|India on my Platter|
I normally don't do book reviews these days.
Most of the food books that have come my way recently are recipe based books. The true test of such books is how the recipes translate from the book into one's kitchen.
The fact is that I very rarely cook from recipes. So it becomes tough for me to comment on recipe heavy books. Which is why I don't do recipe book reviews.
There have been some interesting books in this genre of late which focus on Indian food.
|A very entertaining & happy launch of Kunal Vijayakar's|
'Made In India'
Kunal Vijayakar wrote ' Made in India' which, from what I understand, has recipes that he picked up while doing his television show, The Foodie. My friend, blogger Sassy Fork, has done a 'Julie and Julia' and cooked through his book and posted pictures on social media. Here's her post on the experience.
My friend Maunika Gowardhan, who blogs at Cook in a Curry, has just come out with her book Indian Kitchens. She had told me about the book when it got commissioned and since then kept me updated on what was happening on it. I felt really excited when I received a copy that she sent for me from the UK. It is now available in India too. It is a recipe based book which has a wonderful range of recipes from all across India and has some of the most lovely photographs that you will get to see in an Indian cook book. My mom in law was quite excited to find quite a few Parsi recipes in it. I have now given the book to Sassy Fork who has diligently started cooking from it and is thrilled with the results.

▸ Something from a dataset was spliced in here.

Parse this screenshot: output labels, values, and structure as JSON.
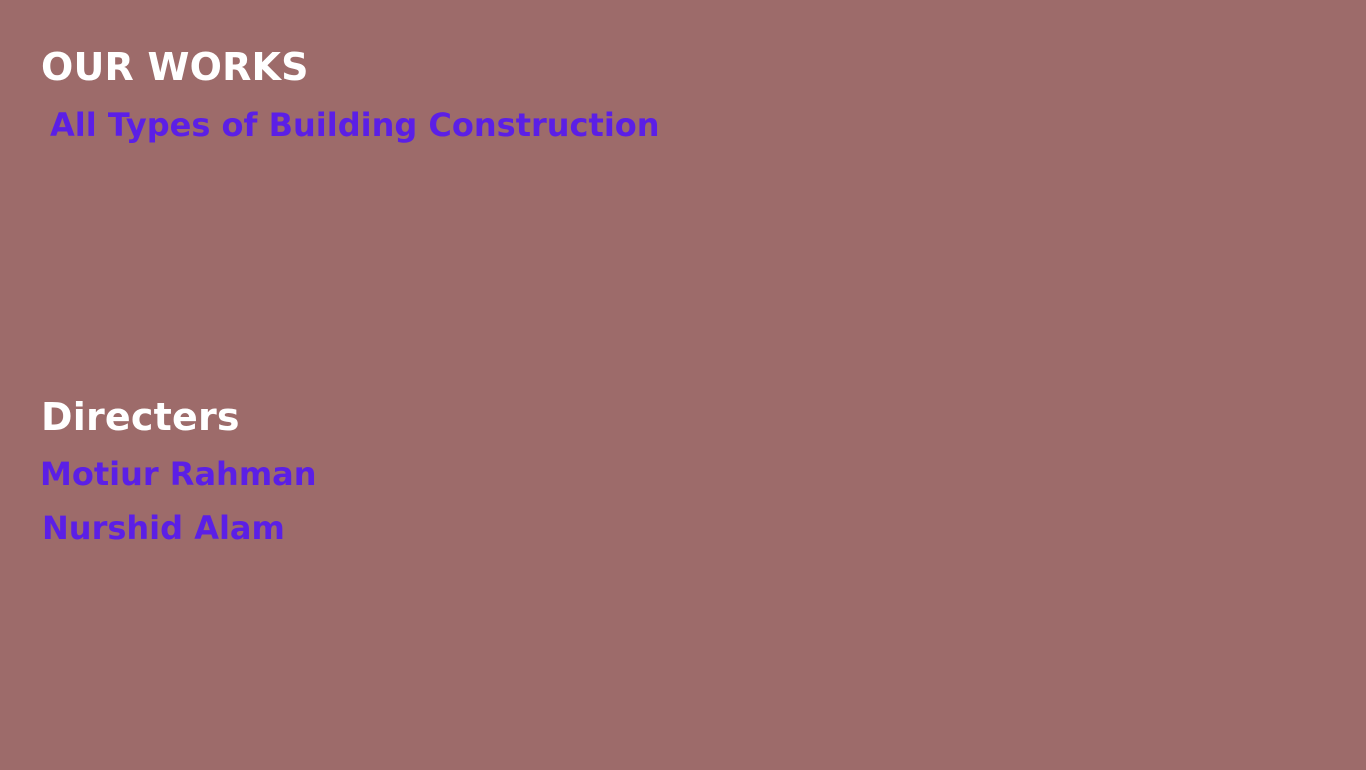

|Really happy for Maunika|
Last evening I was at the launch of Saransh Goila's 'India on My Platter' at the Grand Hyatt, Mumbai.
It was a happy occasion with lots of known faces from the Mumbai food world around...a testimony to the goodwill Saransh evokes.
|Sanjeev Kapoor, Kiran Manral, Saransh & Rashmi uday Singh host a panel before the launch of |
India on My Platter
I had received a copy of this book a few days back and just loved the book. There are recipes but the recipe to copy ratio is 1:4 and not 0.5:1 as in the case of the average recipe based book.
I started reading it late one night and immediately realized that it's my kind of book. It is a food travelogue. Covers Saransh's story as he travelled through India for 100 days by road a couple of years back for the shoot of a show called Roti, Rasta aur India.
The book is written a bit like a diary with narrative in the first person. It is an easy, energetic read. One tends to race through it as one travels across India with Saransh. He goes from Pondicheryy at one end to Kargil (!) at the other and then Assam in the East. It is packed with stories of people he met, the food he ate. Gives information without becoming dry and pedantic. Has a human touch to it as he shares his self doubts and initial failings at trying to be an anchor and how he worked on it.
I read it over 2 or 3 days. Normally last thing in the day before hitting the day and for a while when I woke up the next day. I found it pretty riveting and really enjoyed reading it.
Here's hoping that his book does well and that this genre of food writing grows in India.
|All the best Saransh|
PS I have no idea how the recipes in the book are. I skimmed past them.